- Opening Delimiter -

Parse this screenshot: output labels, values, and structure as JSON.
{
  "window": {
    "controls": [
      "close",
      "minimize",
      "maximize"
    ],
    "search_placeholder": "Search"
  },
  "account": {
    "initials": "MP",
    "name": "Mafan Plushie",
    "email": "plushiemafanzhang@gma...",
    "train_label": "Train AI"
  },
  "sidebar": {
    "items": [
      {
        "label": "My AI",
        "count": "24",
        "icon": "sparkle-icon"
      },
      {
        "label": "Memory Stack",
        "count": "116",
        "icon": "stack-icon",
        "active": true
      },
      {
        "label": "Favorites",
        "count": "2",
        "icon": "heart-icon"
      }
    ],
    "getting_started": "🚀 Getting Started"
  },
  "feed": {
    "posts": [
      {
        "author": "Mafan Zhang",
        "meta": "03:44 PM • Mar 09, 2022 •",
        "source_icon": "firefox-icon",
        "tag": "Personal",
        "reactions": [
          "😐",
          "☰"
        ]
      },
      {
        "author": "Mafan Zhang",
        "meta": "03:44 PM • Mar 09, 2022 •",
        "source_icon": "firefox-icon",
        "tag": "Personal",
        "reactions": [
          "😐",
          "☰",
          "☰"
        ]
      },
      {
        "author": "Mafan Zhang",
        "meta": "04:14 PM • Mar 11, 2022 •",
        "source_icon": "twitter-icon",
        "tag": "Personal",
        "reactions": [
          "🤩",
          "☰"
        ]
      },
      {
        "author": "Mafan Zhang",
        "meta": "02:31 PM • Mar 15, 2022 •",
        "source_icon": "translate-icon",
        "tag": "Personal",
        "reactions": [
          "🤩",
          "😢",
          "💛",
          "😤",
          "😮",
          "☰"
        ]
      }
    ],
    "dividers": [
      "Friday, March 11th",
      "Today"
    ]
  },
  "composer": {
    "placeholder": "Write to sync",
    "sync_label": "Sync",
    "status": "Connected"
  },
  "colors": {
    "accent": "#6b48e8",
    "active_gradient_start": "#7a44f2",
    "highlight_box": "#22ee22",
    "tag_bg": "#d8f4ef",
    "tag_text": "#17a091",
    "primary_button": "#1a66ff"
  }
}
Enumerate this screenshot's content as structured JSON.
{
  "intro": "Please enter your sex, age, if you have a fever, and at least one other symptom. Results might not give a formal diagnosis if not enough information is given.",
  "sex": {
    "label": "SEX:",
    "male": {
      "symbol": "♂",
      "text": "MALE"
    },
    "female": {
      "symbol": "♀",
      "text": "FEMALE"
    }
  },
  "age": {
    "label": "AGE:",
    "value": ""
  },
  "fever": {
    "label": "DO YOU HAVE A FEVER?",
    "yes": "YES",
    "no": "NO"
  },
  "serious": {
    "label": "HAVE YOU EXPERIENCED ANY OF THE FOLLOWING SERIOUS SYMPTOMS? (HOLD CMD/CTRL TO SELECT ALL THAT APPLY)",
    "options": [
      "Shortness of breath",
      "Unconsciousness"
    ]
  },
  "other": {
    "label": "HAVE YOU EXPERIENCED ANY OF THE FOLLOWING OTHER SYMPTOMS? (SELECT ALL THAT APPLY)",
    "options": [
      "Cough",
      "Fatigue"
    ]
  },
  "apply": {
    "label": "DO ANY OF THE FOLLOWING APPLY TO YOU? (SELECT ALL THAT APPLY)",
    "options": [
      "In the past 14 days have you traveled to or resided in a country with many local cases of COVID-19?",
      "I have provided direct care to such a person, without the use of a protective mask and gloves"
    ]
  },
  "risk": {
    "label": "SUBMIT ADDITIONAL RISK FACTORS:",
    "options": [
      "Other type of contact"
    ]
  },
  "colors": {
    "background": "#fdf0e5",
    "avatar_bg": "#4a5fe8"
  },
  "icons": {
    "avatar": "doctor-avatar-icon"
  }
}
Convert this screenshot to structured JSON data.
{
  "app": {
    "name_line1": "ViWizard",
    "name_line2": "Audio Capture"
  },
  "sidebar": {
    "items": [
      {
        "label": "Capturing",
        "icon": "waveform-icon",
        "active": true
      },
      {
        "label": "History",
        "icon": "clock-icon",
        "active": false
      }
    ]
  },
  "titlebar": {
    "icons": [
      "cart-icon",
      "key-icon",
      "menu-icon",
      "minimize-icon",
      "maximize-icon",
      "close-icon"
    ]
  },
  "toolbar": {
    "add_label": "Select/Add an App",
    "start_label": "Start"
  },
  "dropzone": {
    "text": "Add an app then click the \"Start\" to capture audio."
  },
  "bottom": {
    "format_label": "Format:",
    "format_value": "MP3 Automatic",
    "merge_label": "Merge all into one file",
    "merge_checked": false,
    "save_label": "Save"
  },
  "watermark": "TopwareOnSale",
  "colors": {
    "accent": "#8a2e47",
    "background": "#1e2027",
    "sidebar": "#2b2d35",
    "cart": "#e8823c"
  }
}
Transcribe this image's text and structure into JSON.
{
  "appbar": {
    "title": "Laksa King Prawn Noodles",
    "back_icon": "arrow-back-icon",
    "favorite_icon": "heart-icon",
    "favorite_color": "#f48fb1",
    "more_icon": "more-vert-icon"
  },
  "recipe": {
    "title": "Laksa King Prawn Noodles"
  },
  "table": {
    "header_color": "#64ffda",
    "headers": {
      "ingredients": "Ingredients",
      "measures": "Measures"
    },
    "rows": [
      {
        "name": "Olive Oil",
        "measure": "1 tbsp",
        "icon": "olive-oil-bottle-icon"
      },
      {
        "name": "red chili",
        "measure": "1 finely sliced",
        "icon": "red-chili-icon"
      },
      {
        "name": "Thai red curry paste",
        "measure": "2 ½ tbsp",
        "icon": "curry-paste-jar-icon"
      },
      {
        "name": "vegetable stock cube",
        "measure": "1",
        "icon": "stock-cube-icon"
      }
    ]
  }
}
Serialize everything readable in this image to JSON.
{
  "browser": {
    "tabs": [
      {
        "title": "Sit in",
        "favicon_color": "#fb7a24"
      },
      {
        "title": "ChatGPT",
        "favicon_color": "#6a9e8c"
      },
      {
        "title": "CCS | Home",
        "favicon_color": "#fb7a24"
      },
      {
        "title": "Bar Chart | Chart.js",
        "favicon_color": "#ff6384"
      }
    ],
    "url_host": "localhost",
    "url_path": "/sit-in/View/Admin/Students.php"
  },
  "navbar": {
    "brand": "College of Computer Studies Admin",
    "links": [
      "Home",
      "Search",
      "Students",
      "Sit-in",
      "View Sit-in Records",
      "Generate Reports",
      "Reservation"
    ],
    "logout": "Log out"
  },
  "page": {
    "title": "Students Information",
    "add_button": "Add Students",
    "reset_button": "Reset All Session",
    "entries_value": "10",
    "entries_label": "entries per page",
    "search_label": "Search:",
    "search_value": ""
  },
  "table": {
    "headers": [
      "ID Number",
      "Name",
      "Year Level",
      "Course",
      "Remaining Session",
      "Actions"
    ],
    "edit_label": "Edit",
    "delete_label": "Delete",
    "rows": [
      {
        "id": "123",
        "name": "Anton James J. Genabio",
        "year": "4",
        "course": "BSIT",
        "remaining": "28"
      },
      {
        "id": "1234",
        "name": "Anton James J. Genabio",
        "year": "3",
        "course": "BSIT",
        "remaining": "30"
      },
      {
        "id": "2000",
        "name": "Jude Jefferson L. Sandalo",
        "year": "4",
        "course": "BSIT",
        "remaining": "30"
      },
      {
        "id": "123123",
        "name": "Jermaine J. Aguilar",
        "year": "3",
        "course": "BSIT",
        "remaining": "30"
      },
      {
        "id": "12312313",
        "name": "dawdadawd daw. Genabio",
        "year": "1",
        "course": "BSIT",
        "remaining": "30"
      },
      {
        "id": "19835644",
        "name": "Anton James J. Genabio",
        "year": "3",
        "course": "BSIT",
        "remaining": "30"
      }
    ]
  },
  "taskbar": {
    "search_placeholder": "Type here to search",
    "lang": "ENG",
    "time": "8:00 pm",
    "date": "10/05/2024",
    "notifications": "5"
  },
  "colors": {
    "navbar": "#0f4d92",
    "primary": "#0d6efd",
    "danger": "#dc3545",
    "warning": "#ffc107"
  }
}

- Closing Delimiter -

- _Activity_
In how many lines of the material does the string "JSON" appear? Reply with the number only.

- _Written solution_
5